I have always built face frame cabinets but have been wanting to switch over to frameless. As I plan to rebuild, I have lots of questions and am taking any advice I can get. I plan to get a CNC router. Also a forklift, which I have never had before. What type of floor plan layout works? What ceiling height minimum would you recommend? Minimum shop size? I was a 2 -3 man shop and plan to stay that size or smaller. Minimum equipment recommendations? While retooling the entire shop I am trying to learn what equipment is needed for frameless and just where to start.
From contributor M:
Are you rebuilding in the same 7500' square foot space? If you are, I'd spec the ceiling at 16' minimum. For frameless, I'd get a case clamp, vertical panel saw, slider (with miter capability), best edgebander I could afford, and racks for material storage. Put that forklift to use.
I don't care what anyone else says, but dowels are the quickest and most efficient way (not the strongest) to construct a frameless cabinet. The case clamp will prove its worth with dowels. And it's great for cold press clamping too. If you make doweled drawers, the case clamp can squeeze 'em square all at once (if they are all the same size) in no time. A few staples through the bottoms, and done. I could go on all day about the utility of the case clamp and dowels. But alas, I am now without case clamp. I miss you, case clamp.
One good thing about the timing of this fire - the cost of good used machinery is way down right now, and there are some deals to be had on new stuff. With frameless you will need either a good sliding table saw or a panel saw that will cut your sheet goods true. Frameless is quicker and easier to put together but must be built more precise. You pretty well should know what you need with face frame cabinets.
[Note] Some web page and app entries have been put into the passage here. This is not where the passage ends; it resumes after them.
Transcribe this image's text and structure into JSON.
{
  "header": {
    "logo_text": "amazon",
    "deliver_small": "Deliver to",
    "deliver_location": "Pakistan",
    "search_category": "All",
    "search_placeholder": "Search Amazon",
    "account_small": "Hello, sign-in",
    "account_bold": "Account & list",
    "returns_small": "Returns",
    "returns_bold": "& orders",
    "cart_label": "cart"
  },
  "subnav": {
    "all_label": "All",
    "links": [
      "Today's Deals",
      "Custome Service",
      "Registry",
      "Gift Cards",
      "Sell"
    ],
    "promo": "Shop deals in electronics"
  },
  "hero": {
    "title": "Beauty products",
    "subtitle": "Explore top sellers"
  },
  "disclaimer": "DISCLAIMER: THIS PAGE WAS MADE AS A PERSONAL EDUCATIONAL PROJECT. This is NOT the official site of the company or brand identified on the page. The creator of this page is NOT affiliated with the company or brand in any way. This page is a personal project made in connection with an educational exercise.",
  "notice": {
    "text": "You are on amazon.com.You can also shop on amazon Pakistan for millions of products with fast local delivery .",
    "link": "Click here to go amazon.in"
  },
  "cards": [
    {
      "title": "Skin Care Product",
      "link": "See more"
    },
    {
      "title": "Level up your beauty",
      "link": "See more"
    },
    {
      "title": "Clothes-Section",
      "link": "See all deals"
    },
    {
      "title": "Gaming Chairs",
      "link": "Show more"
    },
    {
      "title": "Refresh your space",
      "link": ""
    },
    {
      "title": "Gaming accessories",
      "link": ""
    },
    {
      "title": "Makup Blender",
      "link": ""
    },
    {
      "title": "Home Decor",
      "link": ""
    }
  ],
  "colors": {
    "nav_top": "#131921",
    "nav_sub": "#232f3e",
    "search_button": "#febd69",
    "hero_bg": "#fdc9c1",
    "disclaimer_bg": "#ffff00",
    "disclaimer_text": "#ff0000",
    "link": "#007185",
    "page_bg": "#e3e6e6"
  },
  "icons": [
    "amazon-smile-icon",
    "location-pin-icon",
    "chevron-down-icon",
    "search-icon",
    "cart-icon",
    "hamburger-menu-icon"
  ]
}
One of the other nice things about frameless is you can get away with a minimum amount of tools with the exception of the saw for a while. One thing you could do to fill the gap is outsource as many of your cabinets as possible to meet any deadlines you might have had. There are several good outfits around that will make everything and send you all the pieces.